-- Exercise inputs follows --

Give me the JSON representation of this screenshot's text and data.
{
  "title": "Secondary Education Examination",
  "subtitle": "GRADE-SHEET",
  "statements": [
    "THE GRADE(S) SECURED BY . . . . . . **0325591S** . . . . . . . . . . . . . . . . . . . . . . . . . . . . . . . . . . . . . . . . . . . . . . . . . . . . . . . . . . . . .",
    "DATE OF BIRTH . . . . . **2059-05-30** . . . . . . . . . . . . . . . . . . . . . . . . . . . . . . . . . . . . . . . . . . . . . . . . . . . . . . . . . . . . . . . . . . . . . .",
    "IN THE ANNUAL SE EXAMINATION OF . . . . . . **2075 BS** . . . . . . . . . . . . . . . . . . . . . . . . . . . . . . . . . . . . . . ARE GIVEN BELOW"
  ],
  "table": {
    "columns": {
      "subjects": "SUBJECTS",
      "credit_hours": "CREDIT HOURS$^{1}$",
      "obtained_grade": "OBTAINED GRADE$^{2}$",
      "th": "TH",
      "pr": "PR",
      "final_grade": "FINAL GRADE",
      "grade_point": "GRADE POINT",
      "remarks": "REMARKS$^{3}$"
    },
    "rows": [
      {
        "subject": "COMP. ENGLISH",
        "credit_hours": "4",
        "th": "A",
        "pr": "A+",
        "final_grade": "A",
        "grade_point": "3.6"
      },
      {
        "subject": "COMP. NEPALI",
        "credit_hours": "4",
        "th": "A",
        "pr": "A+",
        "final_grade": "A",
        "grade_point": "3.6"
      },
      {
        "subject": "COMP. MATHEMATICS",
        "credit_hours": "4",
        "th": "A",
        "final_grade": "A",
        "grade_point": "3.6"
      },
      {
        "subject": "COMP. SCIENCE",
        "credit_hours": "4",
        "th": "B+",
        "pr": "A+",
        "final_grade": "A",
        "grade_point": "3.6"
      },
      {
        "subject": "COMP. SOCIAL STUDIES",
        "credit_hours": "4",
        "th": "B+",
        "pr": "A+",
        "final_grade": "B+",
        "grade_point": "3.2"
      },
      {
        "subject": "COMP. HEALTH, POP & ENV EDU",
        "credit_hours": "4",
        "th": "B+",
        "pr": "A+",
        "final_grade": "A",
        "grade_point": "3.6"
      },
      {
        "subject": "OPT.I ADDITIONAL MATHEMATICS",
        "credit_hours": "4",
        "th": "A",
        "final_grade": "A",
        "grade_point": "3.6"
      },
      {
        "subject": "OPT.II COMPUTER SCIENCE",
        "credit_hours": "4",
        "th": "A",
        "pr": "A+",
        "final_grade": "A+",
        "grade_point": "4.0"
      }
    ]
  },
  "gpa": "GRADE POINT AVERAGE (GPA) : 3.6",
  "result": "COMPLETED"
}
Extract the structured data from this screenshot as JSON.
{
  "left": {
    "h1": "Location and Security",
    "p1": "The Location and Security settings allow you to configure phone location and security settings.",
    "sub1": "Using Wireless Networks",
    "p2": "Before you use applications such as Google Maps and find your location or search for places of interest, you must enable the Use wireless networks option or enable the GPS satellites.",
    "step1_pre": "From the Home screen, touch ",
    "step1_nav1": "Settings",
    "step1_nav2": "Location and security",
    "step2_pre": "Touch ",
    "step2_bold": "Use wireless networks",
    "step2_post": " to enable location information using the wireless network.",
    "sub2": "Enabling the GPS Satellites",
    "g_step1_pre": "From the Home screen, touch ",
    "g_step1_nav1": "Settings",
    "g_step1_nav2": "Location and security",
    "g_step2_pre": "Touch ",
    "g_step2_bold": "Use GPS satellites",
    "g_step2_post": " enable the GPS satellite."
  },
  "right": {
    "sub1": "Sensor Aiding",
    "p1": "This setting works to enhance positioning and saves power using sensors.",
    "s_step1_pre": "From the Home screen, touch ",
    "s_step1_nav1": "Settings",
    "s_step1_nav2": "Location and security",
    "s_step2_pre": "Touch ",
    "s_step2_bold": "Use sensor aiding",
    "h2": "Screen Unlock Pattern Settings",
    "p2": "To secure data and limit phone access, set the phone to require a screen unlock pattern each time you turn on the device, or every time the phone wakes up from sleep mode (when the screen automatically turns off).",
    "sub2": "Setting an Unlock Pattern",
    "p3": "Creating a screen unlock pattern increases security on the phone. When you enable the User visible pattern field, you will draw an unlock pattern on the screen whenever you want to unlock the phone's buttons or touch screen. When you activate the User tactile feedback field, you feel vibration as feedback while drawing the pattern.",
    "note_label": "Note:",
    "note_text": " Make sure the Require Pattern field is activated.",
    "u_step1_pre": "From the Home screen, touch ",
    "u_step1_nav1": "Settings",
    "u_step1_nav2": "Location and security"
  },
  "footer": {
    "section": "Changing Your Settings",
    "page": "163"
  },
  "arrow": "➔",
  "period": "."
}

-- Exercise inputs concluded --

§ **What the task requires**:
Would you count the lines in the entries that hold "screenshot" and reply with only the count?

§ **Task output**:
2